3
(11.83 kg)(0.11625 m / kg)
2 2
1.375 m
3
3-45
R-134a
P=0.8 MPa
V=0.01 m
3
Evacuated
H2O
0.02 m
3
/kg
400C
Chapter 3 Properties of Pure Substances
3-46
Chapter 3 Properties of Pure Substances
3-122 Problem 3-121 is reconsidered. The effect of the initial pressure of refrigerant-134 on the volume
of the tank is to be investigated as the initial pressure varies from 0.5 MPa to 1.5 MPa. The volume of the
tank is to be plotted versus the initial pressure, and the results are to be discussed.
"Given Data"
x_1=0.0
Vol_1=0.01"[m^3]"
P_1=800"[kPa]"
T_2=25"[C]"
P_2=200"[kPa]"
"Solution"
v_1=volume(R134a,P=P_1,x=x_1)
Vol_1=m*v_1
v_2=volume(R134a,P=P_2,T=T_2)
Vol_2=m*v_2
P1 [kPa] Vol2 [m
3
] m [kg]
500 1.443 12.41
600 1.418 12.2
700 1.396 12.01
800 1.375 11.83
900 1.355 11.66
1000 1.337 11.5
1100 1.319 11.35
1200 1.302 11.2
1300 1.285 11.06
1400 1.269 10.92
1500 1.253 10.78
500 700 900 1100 1300 1500
1.24
1.28
1.32
1.36
1.4
1.44
1.48
P
1
[kPa]
V
o
l
2

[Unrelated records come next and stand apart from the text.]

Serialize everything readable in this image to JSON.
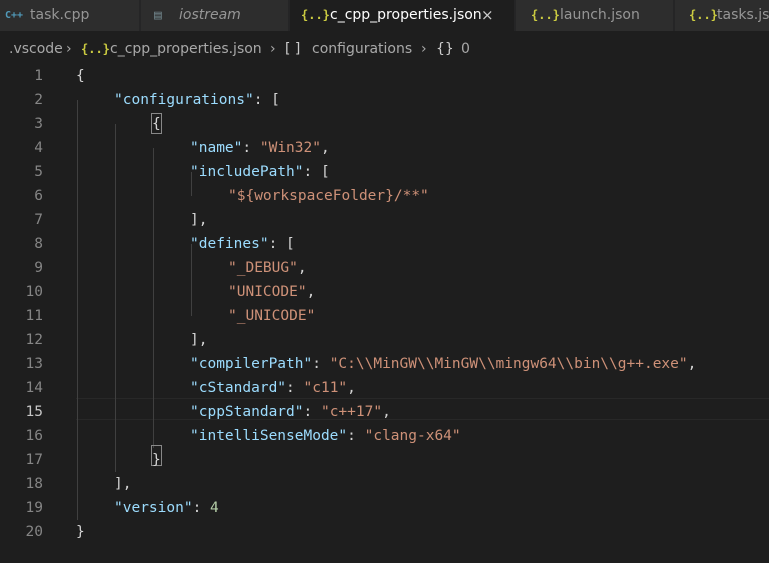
{
  "tabs": [
    {
      "icon": "C++",
      "label": "task.cpp"
    },
    {
      "icon": "▤",
      "label": "iostream"
    },
    {
      "icon": "{..}",
      "label": "c_cpp_properties.json",
      "close": "×"
    },
    {
      "icon": "{..}",
      "label": "launch.json"
    },
    {
      "icon": "{..}",
      "label": "tasks.json"
    }
  ],
  "breadcrumb": {
    "folder": ".vscode",
    "file_icon": "{..}",
    "file": "c_cpp_properties.json",
    "array_icon": "[ ]",
    "array": "configurations",
    "obj_icon": "{}",
    "obj": "0"
  },
  "colors": {
    "key": "#9cdcfe",
    "string": "#ce9178",
    "number": "#b5cea8",
    "json_icon": "#cbcb41",
    "cpp_icon": "#519aba"
  },
  "code_lines": [
    {
      "n": "1",
      "ind": 0,
      "parts": [
        [
          "p",
          "{"
        ]
      ]
    },
    {
      "n": "2",
      "ind": 1,
      "parts": [
        [
          "k",
          "\"configurations\""
        ],
        [
          "p",
          ": ["
        ]
      ]
    },
    {
      "n": "3",
      "ind": 2,
      "parts": [
        [
          "p",
          "{"
        ]
      ]
    },
    {
      "n": "4",
      "ind": 3,
      "parts": [
        [
          "k",
          "\"name\""
        ],
        [
          "p",
          ": "
        ],
        [
          "s",
          "\"Win32\""
        ],
        [
          "p",
          ","
        ]
      ]
    },
    {
      "n": "5",
      "ind": 3,
      "parts": [
        [
          "k",
          "\"includePath\""
        ],
        [
          "p",
          ": ["
        ]
      ]
    },
    {
      "n": "6",
      "ind": 4,
      "parts": [
        [
          "s",
          "\"${workspaceFolder}/**\""
        ]
      ]
    },
    {
      "n": "7",
      "ind": 3,
      "parts": [
        [
          "p",
          "],"
        ]
      ]
    },
    {
      "n": "8",
      "ind": 3,
      "parts": [
        [
          "k",
          "\"defines\""
        ],
        [
          "p",
          ": ["
        ]
      ]
    },
    {
      "n": "9",
      "ind": 4,
      "parts": [
        [
          "s",
          "\"_DEBUG\""
        ],
        [
          "p",
          ","
        ]
      ]
    },
    {
      "n": "10",
      "ind": 4,
      "parts": [
        [
          "s",
          "\"UNICODE\""
        ],
        [
          "p",
          ","
        ]
      ]
    },
    {
      "n": "11",
      "ind": 4,
      "parts": [
        [
          "s",
          "\"_UNICODE\""
        ]
      ]
    },
    {
      "n": "12",
      "ind": 3,
      "parts": [
        [
          "p",
          "],"
        ]
      ]
    },
    {
      "n": "13",
      "ind": 3,
      "parts": [
        [
          "k",
          "\"compilerPath\""
        ],
        [
          "p",
          ": "
        ],
        [
          "s",
          "\"C:\\\\MinGW\\\\MinGW\\\\mingw64\\\\bin\\\\g++.exe\""
        ],
        [
          "p",
          ","
        ]
      ]
    },
    {
      "n": "14",
      "ind": 3,
      "parts": [
        [
          "k",
          "\"cStandard\""
        ],
        [
          "p",
          ": "
        ],
        [
          "s",
          "\"c11\""
        ],
        [
          "p",
          ","
        ]
      ]
    },
    {
      "n": "15",
      "ind": 3,
      "parts": [
        [
          "k",
          "\"cppStandard\""
        ],
        [
          "p",
          ": "
        ],
        [
          "s",
          "\"c++17\""
        ],
        [
          "p",
          ","
        ]
      ]
    },
    {
      "n": "16",
      "ind": 3,
      "parts": [
        [
          "k",
          "\"intelliSenseMode\""
        ],
        [
          "p",
          ": "
        ],
        [
          "s",
          "\"clang-x64\""
        ]
      ]
    },
    {
      "n": "17",
      "ind": 2,
      "parts": [
        [
          "p",
          "}"
        ]
      ]
    },
    {
      "n": "18",
      "ind": 1,
      "parts": [
        [
          "p",
          "],"
        ]
      ]
    },
    {
      "n": "19",
      "ind": 1,
      "parts": [
        [
          "k",
          "\"version\""
        ],
        [
          "p",
          ": "
        ],
        [
          "n",
          "4"
        ]
      ]
    },
    {
      "n": "20",
      "ind": 0,
      "parts": [
        [
          "p",
          "}"
        ]
      ]
    }
  ]
}
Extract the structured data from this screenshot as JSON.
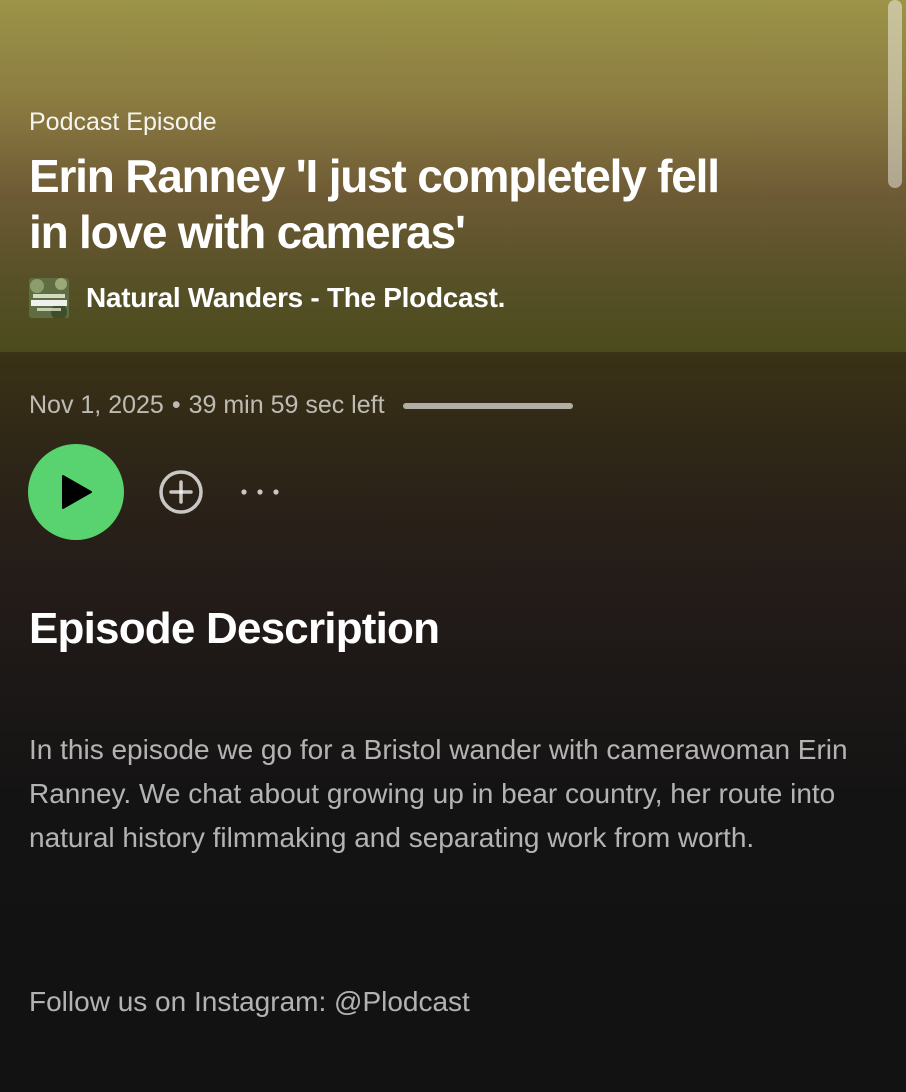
{
  "header": {
    "episode_type": "Podcast Episode",
    "title": "Erin Ranney 'I just completely fell in love with cameras'",
    "show": {
      "name": "Natural Wanders - The Plodcast.",
      "artwork_icon": "show-artwork-icon"
    }
  },
  "meta": {
    "date": "Nov 1, 2025",
    "separator": "•",
    "time_left": "39 min 59 sec left",
    "progress_fraction": 0.0
  },
  "controls": {
    "play_icon": "play-icon",
    "add_icon": "add-circle-icon",
    "more_icon": "more-dots-icon"
  },
  "description": {
    "heading": "Episode Description",
    "body": "In this episode we go for a Bristol wander with camerawoman Erin Ranney.  We chat about growing up in bear country, her route into natural history filmmaking and separating work from worth.",
    "follow": "Follow us on Instagram: @Plodcast"
  },
  "colors": {
    "accent_green": "#58d370",
    "hero_top": "#9c9448",
    "background": "#121212"
  }
}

[
m
^
3
]

3-47
Chapter 3 Properties of Pure Substances
3-123 A propane tank contains 5 L of liquid propane at the ambient temperature. Now a leak develops at
the top of the tank and propane starts to leak out. The temperature of propane when the pressure drops to
1 atm and the amount of heat transferred to the tank by the time the entire propane in the tank is
vaporized are to be determined.
Properties The properties of propane at 1 atm are Tsat = -42.1C, 581 kg / m
3
, and hfg = 427.8 kJ/kg
(Table A-3).
Analysis The temperature of propane when the pressure drops to 1 atm is simply the saturation pressure
at that temperature,
T T
sat @ atm 1
42.1 C
The initial mass of liquid propane is
m V (581 kg / m )(0.005 m ) 2.905 kg
3 3
The amount of heat absorbed is simply the total heat of vaporization,
Q mh
fg absorbed
(2.905 kg)(427.8 kJ / kg) 1243 kJ
3-124 An isobutane tank contains 5 L of liquid isobutane at the ambient temperature. Now a leak
develops at the top of the tank and isobutane starts to leak out. The temperature of isobutane when the
pressure drops to 1 atm and the amount of heat transferred to the tank by the time the entire isobutane in
the tank is vaporized are to be determined.
Properties The properties of isobutane at 1 atm are Tsat = -11.7C, 593 8 . kg / m
3
, and hfg = 367.1
kJ/kg (Table A-3).
Analysis The temperature of isobutane when the pressure drops to 1 atm is simply the saturation pressure
at that temperature,
T T
sat @ atm 1
11.7 C
The initial mass of liquid isobutane is
m V (593.8 kg / m )(0.005 m ) 2.969 kg
3 3
The amount of heat absorbed is simply the total heat of vaporization,
Q mh
fg absorbed
(2.969 kg)(367.1 kJ / kg) 1090 kJ
3-48
Isobutane
5 L
20C
Leak
Propane
5 L
20C
Leak
Chapter 3 Properties of Pure Substances
3-125 3-126 Design and Essay Problems
3-125 A claim that fruits and vegetables are cooled by 6C for each percentage point of weight loss as
moisture during vacuum cooling is to be evaluated.
Analysis Assuming the fruits and vegetables are cooled from 30C and 0C, the average heat of
vaporization can be taken to be 2466 kJ/kg, which is the value at 15C, and the specific heat of products
can be taken to be 4 kJ/kg.C. Then the vaporization of 0.01 kg water will lower the temperature of 1 kg
of produce by 24.66/4 = 6C. Therefore, the vacuum cooled products will lose 1 percent moisture for
each 6C drop in temperature. Thus the claim is reasonable.
3-126 It is helium.

3-49